This paper by Marion Fourcade, "Moral Views of Market Society" was interesting:
1. Does capitalism cause us to be more virtuous, cooperative, trusting, creative/innovative and free?
2. Does capitalism cause us to be envious, engage in conspicuous consumption, create inequality, corrupt the virtues of some goods such as organs, commoditize goods to a lowest common denominator, and create all kinds of legal obstacles such as copyrights and patents?
This paper also gives a third and fourth view of the market:
3. The realist view where the market/capitalism is only an enabler (the "feeble" view) or part of "governance" and "institutions". There are "good" and "bad" institutions that interact with the "culture" or alternatively, institutions cannot be transplanted and each economy has to find success/economic growth in an institution that is unique to itself, i.e. there are different types of successful capitalism. Or alternativey, one set of institutions can work every where (the voluntarist view).
4. Markets and morals cannot be separated. Institutions and hence markets are created in part with moral judgements - moralized markets. Markets need to governed by morals either by successful recasting of the exchange process or by a change in the views held by the participants.

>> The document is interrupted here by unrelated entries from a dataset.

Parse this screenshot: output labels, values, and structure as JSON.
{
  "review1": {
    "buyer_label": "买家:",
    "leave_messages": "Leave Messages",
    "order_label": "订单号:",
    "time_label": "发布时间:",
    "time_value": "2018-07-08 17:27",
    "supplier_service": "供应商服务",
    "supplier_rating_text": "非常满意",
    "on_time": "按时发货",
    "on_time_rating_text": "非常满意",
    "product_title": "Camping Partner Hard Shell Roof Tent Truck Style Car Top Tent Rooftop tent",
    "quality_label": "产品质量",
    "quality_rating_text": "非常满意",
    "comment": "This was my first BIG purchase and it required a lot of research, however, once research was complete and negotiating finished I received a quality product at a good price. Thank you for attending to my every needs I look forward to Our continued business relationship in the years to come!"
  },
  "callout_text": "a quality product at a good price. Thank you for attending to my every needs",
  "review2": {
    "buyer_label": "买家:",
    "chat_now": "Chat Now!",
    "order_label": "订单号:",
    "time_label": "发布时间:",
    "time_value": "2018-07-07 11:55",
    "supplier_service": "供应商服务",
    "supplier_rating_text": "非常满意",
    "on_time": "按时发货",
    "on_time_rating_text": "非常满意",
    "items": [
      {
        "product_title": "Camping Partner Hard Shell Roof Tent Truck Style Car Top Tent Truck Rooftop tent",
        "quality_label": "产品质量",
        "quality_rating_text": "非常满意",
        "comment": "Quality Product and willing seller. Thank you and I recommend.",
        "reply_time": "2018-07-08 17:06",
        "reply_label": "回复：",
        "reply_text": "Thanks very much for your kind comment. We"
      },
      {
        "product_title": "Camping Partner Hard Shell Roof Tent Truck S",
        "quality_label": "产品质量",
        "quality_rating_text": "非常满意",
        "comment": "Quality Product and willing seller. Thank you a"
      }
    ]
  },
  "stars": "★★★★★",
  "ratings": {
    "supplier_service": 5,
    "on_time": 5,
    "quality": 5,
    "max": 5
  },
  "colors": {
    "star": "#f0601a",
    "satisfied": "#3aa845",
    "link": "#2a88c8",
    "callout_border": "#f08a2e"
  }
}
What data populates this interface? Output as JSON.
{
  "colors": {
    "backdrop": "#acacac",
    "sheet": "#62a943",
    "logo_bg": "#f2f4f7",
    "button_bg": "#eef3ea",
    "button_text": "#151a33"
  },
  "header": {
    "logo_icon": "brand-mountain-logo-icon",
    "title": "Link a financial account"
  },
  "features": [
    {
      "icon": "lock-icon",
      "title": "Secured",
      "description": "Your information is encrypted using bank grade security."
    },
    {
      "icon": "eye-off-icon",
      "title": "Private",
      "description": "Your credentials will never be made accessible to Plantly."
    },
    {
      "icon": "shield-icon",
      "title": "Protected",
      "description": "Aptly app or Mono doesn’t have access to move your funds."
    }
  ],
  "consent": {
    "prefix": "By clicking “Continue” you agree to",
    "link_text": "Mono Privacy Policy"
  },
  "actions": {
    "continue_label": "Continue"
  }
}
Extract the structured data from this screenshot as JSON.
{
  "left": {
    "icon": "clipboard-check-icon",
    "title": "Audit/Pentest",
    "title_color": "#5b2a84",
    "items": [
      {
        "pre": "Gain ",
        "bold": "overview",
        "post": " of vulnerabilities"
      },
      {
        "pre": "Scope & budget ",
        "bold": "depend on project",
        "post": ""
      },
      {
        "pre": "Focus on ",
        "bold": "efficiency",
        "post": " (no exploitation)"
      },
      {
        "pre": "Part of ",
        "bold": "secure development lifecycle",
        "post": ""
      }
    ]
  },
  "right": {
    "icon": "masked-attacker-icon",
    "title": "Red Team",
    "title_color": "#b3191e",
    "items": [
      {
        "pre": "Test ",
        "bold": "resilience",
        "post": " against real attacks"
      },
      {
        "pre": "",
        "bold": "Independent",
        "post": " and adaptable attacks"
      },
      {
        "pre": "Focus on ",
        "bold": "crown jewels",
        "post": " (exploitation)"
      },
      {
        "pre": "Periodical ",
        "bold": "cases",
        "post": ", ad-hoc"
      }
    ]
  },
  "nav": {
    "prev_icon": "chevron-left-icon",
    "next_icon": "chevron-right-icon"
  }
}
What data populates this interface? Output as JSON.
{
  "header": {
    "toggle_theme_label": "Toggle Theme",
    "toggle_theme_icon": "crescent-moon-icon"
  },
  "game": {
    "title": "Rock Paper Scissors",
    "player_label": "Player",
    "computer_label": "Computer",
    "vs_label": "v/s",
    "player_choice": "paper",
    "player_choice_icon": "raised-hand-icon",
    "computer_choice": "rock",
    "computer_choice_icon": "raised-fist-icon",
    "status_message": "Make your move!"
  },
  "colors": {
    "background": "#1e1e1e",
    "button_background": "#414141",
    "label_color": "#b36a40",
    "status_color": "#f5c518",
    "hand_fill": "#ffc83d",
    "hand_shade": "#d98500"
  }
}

I may have summarized this incorrectly but this is my reading of it.